What Tom Brady Just Taught Us About Arbitration Clauses

Yesterday, U.S. District Court Judge Richard Berman vacated Tom Brady’s four-game suspension in what has been infamously titled “Deflategate“.  The 40-page opinion was striking not in its commentary over whether Tom Brady did or did not conspire to or deflate footballs in an NFL game, but rather, like any citizen, Tom Brady was entitled to a fair arbitration.

Judge Berman more or less accepted the arbitrator’s “…facts as the arbitrator found them.” citing to Westrbook Corp. v. Daihatsu Motor Co., Ltd. 304 P.3d 200, 213 (2d Cir. 2002), but ruled Brady was given “inadequate notice of his potential discipline and alleged misconduct”, denied the opportunity to examine lead investigators and NFL Executive Vice President and General Counsel Jeff Pash, and “denied equal access to investigative files, including witness interview notes.[1]

Arbitration clauses, such as the one Brady was subject to under the NFL Players Collective Bargaining Agreement limited Brady in access to evidence and the ability to cross-examine witnesses. These rights are paramount to the civil justice system but are often waived through arbitration clauses appearing in employment contracts, consumer transactions, and nursing home care. Yesterday’s ruling will have implications beyond just a few deflated footballs, but refocus attention to the necessity of a fair shot at justice.

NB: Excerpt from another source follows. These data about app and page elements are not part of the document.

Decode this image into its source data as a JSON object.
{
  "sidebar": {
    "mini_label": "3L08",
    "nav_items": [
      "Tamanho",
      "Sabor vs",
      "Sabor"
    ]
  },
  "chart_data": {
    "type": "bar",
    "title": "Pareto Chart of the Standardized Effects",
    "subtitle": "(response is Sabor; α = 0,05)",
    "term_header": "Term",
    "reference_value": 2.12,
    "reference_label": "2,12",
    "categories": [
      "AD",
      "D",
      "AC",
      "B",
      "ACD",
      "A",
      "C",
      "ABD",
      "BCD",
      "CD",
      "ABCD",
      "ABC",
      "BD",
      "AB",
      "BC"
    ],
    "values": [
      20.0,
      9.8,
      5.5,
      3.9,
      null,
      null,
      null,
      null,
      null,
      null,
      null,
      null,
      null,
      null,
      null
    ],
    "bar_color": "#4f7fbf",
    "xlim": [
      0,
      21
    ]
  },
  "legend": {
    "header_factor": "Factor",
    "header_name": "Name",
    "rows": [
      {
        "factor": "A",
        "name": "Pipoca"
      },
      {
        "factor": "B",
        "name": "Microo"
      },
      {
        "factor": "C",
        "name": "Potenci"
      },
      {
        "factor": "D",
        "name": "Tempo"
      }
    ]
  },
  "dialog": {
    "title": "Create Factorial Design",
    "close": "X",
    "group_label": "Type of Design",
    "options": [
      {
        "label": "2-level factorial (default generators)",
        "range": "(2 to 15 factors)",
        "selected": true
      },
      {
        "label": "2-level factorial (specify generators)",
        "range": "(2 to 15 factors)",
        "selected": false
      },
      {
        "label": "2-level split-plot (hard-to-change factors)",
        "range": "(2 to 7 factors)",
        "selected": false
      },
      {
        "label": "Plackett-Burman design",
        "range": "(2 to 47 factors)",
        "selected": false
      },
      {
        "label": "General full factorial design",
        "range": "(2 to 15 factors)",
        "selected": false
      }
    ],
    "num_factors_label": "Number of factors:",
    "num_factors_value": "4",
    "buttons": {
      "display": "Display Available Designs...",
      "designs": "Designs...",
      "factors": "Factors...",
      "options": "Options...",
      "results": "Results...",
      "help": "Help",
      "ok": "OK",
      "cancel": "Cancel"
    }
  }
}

[1] Judge Berman’s ruling cited to via the New York Times, available here.